* [TASK BRIEF]
Scan the records below, and wherever a line has the word "values", pull it out.

* [PROVIDED INFORMATION]
- Opening Delimiter -

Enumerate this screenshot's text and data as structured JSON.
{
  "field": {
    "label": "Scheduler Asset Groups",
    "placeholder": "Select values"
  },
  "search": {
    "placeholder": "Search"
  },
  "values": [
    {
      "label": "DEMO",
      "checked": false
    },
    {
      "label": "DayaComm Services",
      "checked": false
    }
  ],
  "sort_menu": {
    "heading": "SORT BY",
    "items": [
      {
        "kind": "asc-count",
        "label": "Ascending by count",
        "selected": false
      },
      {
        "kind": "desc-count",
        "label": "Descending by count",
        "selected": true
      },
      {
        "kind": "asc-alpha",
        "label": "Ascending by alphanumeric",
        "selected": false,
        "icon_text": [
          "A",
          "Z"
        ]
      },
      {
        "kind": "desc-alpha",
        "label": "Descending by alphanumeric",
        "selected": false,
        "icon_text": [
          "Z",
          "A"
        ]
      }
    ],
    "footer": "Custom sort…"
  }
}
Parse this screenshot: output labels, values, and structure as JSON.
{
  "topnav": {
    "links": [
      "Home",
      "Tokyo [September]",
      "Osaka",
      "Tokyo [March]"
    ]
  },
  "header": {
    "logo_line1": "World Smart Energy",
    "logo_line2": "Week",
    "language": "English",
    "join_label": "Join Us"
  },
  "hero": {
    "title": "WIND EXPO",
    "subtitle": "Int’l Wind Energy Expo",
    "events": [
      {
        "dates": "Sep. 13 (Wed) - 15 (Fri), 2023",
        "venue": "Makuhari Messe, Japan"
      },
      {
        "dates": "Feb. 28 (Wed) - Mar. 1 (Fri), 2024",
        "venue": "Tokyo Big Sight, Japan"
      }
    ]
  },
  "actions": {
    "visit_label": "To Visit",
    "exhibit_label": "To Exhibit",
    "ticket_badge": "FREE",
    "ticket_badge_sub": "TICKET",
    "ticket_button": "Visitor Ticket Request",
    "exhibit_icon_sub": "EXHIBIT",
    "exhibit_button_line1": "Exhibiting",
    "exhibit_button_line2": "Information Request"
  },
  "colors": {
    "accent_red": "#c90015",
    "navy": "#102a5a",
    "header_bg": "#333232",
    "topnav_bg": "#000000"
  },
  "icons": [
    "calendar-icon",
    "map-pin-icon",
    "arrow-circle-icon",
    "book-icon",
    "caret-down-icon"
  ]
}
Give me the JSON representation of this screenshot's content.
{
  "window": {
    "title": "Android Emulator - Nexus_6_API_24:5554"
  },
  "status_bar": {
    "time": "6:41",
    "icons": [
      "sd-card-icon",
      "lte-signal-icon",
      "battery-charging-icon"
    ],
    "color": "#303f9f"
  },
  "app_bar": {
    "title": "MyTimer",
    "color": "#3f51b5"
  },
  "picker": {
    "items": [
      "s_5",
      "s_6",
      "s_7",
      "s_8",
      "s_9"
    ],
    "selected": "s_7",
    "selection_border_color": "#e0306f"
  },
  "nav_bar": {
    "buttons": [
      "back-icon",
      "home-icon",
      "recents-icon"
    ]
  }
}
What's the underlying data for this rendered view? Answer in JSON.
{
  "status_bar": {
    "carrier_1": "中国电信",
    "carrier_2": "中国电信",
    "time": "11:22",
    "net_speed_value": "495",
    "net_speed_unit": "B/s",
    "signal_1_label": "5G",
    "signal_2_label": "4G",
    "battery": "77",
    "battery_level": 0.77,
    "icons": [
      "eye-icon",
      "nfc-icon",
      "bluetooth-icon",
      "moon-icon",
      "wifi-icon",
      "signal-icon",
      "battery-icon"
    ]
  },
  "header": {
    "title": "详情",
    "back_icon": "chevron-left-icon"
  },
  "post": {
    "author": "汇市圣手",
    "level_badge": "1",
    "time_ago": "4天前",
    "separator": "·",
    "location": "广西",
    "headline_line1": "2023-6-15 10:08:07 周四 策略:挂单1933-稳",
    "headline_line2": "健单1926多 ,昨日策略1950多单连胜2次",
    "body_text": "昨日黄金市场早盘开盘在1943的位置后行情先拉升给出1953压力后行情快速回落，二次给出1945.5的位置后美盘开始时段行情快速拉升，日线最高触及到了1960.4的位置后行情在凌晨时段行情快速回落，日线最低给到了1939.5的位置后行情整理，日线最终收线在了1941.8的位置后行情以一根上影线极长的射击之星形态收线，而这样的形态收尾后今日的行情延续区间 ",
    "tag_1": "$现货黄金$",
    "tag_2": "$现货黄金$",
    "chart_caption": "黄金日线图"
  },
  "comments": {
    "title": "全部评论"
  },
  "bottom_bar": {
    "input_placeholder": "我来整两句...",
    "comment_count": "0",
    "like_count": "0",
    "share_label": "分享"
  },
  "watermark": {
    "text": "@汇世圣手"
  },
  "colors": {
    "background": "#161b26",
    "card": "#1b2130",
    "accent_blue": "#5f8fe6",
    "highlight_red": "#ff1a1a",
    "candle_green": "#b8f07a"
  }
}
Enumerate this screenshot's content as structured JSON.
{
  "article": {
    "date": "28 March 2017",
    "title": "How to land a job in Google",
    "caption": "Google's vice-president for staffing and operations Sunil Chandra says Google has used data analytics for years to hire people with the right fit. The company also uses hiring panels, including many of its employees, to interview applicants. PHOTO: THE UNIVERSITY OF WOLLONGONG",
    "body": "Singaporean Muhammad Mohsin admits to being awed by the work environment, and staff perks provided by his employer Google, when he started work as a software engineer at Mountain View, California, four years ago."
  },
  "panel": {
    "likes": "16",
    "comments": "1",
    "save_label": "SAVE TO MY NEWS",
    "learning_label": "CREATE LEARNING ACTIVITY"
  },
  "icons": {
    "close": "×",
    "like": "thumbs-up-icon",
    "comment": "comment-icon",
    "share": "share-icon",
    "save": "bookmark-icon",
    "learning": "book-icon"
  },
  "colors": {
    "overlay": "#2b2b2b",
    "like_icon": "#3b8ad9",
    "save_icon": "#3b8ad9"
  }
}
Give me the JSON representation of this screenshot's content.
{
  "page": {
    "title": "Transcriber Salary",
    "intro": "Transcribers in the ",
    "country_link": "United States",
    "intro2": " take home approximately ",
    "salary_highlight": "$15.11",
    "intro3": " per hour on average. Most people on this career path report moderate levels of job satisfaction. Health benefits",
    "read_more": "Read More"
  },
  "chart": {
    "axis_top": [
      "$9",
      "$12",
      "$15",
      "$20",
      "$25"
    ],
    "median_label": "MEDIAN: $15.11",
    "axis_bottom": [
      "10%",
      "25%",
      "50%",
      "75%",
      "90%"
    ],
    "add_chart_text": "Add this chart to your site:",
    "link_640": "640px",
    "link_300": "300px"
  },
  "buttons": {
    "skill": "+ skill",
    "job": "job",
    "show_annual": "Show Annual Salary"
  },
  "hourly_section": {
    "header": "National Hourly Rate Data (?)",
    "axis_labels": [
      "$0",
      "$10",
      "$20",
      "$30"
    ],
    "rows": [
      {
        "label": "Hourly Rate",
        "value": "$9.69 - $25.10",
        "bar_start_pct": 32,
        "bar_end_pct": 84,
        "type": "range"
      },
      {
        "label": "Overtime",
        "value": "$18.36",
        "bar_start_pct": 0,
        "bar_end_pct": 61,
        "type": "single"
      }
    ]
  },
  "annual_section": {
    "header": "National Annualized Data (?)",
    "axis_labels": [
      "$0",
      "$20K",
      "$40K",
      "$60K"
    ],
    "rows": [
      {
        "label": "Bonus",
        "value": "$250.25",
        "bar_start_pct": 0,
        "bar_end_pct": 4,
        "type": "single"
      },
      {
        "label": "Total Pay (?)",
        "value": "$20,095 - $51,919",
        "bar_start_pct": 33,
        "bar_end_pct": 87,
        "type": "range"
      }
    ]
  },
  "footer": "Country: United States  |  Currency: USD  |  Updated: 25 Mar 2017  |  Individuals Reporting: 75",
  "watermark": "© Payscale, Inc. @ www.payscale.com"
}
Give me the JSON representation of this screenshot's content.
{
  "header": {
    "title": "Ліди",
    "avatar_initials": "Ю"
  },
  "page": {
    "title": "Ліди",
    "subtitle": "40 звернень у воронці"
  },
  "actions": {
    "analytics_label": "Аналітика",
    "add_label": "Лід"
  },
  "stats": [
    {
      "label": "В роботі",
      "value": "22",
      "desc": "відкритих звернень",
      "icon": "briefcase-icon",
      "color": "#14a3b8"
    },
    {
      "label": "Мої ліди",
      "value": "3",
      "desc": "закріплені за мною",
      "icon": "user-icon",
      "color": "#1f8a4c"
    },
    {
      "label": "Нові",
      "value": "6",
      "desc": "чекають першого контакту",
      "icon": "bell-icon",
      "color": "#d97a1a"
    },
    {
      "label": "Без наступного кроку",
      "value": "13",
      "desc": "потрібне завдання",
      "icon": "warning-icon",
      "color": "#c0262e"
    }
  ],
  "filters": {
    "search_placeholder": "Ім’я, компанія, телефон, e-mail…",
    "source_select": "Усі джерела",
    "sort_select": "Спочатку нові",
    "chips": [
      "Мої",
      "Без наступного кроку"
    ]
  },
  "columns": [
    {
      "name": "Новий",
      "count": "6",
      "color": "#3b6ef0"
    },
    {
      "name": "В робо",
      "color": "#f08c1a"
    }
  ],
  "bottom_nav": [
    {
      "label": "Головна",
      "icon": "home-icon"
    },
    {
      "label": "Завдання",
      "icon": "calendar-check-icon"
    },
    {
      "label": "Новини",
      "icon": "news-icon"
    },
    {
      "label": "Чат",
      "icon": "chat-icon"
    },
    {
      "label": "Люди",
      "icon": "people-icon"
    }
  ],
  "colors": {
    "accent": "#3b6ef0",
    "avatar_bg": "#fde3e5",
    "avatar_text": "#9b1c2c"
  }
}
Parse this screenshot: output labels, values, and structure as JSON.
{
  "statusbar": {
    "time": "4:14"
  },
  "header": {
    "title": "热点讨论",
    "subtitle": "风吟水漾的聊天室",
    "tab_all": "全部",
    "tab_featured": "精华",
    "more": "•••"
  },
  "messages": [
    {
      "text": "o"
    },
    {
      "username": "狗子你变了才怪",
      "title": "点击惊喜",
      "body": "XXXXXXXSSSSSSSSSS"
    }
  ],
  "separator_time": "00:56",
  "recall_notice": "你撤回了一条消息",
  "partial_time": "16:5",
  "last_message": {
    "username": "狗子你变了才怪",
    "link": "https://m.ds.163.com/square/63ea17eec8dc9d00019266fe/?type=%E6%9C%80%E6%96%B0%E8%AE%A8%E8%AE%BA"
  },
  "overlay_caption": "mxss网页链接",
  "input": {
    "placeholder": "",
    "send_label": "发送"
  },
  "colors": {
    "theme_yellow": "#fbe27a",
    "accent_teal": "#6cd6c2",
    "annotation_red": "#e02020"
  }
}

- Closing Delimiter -

* [ANSWER SPACE]
    "placeholder": "Select values"
  "values": [
Parse this screenshot: output labels, values, and structure as JSON.
Parse this screenshot: output labels, values, and structure as JSON.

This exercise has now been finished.